MONTRÉAL (VN) — Norway is on a tear.
Alexander Kristoff (Katusha) took the bronze medal at the London Olympic road race. Edvald Boasson Hagen (Sky Procycling) won last month’s GP Ouest-France. And in 2011 Norwegian Thor Hushovd wore the world champion’s kit while also sharing a total of four stage wins with Boasson Hagen.
And now there’s Lars Petter Nordhaug (Sky Procycling), the third-year pro who took the 128-mile 2012 Grand Prix Cycliste de Montréal in a thoroughly convincing fashion before thousands of fans who gathered in the streets and on the grassy inclines of the city’s Mont-Royal parklands.
Nordhaug, 28, joined Sky in 2010 as a domestique. And in fact, his role was that of a worker in Montréal as well.
Riding at the service of Boasson Hagen, on the last of 17 7.5-mile laps, Nordhaug recalls that, with Boasson Hagen on his wheel, he attacked on a climb with the intent of covering any moves that would jeopardize his teammate’s chances of winning.

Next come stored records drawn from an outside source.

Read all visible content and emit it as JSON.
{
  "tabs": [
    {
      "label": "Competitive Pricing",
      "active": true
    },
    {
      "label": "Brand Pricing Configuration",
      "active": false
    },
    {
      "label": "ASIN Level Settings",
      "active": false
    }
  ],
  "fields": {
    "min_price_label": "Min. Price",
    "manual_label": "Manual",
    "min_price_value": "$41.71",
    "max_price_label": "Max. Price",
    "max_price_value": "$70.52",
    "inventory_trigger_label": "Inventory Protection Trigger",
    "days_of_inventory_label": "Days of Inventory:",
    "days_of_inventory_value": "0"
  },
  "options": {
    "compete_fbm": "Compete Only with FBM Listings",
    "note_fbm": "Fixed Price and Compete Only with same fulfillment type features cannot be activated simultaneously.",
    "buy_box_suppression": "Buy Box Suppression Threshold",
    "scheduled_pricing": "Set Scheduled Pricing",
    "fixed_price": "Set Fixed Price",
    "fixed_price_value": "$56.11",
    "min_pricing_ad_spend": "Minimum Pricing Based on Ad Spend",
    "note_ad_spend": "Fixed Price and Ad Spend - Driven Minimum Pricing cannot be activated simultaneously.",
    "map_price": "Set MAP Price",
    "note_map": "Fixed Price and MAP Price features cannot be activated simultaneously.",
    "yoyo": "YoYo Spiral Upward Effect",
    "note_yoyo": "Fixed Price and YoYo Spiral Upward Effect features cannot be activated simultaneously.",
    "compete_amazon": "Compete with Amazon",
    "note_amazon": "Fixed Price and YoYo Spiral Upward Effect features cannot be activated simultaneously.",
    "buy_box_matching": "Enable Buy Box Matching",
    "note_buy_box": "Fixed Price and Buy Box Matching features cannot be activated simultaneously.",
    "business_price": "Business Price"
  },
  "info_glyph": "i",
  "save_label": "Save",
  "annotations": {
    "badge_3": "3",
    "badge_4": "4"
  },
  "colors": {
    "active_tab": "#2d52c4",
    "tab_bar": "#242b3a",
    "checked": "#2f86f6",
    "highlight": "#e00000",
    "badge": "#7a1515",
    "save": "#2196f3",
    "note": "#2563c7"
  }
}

“But then with three Ks to go I felt super strong and I got a little gap. So then Edvald was screaming on the radio, ‘Go!’”
“I thought I was going to get beaten in the sprint, but I won,” he said.
Rabobank, which had Luis Leon Sanchez, Paul Martens, and Tom Slagter in the hunt on the last lap but put none of them on the podium, should be delighted with the result, since the soft-spoken Norwegian is moving himself and the 80 UCI points earned Sunday to the Dutch team in 2013.
While what may be North America’s largest drum circle throbbed in the background across the street, Nordhaug said that he credits his improvements and the win to increasing self confidence. “It’s my third year as a professional,” he noted.
He also said that riding with Boasson Hagen has upped his faith in himself to deliver when the bombs start going off with 5km to go. Being on the same team as the Giro and Tour stage winner “also made me believe in myself.”
Additionally, Nordhaug mentions coach Bobby Julich as a fitness and assurance booster. He has worked with the American since last October and said “I have to really thank him for most of my success.”
As for his country’s growing booty of pro cycling results, Nordhaug said “It’s great. We are starting to be a good nation.” Mentioning Kirstoff’s Olympic bronze, he added, “it gives motivation when we are more guys getting results.”
And among the younger kids in Norway, Nordhaug says the interest in cycling “is unreal.”
“Bike racing is so big. It’s the second-biggest sport in Norway now. Just wait — in 10 years you are going to see a lot of Norwegian professionals!”